Rhee has lent her support to the D.C. Opportunity Scholarship program, and she made it clear yesterday that her new advocacy group, Students First, will push for similar programs. Getting states to clear the obstacles to additional charter schools and pushing for opportunity scholarships will anchor what Rhee identified as a key component of a four-part legislative agenda for the group: an expansion of school choice and competition.
Midway through this week’s National Summit on Education Reform in Washington, D.C., I was reminded of an observation Thomas Kuhn made in his 1962 book, The Structure of Scientific Revolutions. While researching how scientific fields progress, Kuhn found that during paradigm shifts communities work to improve the old paradigm while simultaneously creating the new paradigm that will render much of the old paradigm irrelevant.
This week at MichelleRhee.org, the former D.C. schools chancellor asked for some ideas on improving education. Beyond the obvious (stop discouraging students from attending charter schools, for instance), here are a few thoughts:

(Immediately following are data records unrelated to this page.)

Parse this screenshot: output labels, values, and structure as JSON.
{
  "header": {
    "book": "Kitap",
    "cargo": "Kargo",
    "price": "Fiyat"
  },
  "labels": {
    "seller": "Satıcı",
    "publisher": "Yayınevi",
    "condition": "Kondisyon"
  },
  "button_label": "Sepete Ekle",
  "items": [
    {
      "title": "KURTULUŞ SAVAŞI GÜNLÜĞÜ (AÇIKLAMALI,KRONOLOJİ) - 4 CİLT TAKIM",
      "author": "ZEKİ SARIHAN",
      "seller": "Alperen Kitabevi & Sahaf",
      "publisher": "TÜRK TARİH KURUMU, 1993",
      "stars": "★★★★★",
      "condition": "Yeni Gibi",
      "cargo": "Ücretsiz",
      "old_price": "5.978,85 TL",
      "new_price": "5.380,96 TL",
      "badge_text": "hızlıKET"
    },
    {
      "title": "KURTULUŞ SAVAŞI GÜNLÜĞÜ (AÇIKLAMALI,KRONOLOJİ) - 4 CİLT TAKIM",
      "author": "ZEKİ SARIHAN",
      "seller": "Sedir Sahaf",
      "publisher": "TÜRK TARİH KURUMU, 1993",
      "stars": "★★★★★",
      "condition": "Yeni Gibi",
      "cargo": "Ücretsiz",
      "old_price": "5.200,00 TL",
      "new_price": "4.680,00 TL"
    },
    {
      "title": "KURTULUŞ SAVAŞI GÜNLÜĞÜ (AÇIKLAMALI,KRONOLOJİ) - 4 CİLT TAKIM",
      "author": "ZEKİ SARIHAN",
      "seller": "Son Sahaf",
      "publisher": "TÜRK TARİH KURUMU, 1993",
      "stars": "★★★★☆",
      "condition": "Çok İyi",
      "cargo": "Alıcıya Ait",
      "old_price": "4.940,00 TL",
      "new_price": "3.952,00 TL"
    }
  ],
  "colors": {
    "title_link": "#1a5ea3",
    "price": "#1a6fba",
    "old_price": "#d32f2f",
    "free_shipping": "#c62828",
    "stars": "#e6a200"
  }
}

Arne Duncan is right when he recently told an assembly at the American Enterprise Institute that it’s time to innovate in the schoolhouse, that the century-old, industrial-age factory model of education is wrong for the 21st century. But even the education secretary may not fully understand the implications of his remarks.